- Teach their children – including toddlers – to be careful around pets. Children must learn not to approach strange dogs or try to pet dogs through fences. Teach children to ask permission from the dog’s owner before petting the dog.
Dog Bite Prevention Information
The following American Veterinary Medical Association resources can help you learn more:
What you should know about dog bite prevention brochure This informative brochure offers tips on how to avoid being bitten, as well as what to do if you are bitten by a dog. It also addresses what you need to do if your dog bites someone.
Backgrounder: The role of breed in dog bite risk and prevention This backgrounder reviews and provides scientific context on dog breeds and their purported tendencies to bite.
A community approach to dog bite prevention(PDF) The American Veterinary Medical Association Task Force on Canine Aggression and Human-Canine Interactions has produced this report intended to help state and local leaders develop effective dog bite prevention programs in their communities.

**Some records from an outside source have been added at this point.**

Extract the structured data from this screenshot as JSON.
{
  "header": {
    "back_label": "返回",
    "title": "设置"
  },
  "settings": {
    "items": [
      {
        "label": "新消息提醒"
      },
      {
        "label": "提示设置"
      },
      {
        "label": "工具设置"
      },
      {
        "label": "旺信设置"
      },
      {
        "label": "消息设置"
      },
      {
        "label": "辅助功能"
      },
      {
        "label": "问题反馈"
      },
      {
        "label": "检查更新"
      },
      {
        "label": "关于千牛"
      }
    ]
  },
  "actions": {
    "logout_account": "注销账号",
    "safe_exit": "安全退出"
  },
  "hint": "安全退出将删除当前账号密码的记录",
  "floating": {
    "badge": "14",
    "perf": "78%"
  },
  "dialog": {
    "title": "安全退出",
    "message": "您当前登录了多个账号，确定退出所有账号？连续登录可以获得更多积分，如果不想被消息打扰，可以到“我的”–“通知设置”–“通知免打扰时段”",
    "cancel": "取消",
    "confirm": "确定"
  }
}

The Blue Dog Parent Guide and CD This innovative dog bite prevention program is designed to help parents and children safely interact with dogs both inside and outside their home. The program is geared toward children from 3 to 6 years old. It’s the only dog bite educational tool scientifically proven to help young children learn behaviors that can keep them safe.
Bilingual Dog Bite Prevention activity/coloring book Teach children about different ways to avoid dog bites, by educating them on how, or if, they should approach a dog. A creative tool for use all year, including during Dog Bite Prevention week in May.
What you should know about rabies Rabies is a deadly disease that is transmitted to people through a bite. It is transmitted through the rabid animal’s saliva. Rabies vaccinations for dogs are an excellent defense against this disease, as many times families are exposed to rabies after an unvaccinated pet dog is bitten by a rabid wild animal. This brochure educates on how to prevent rabies.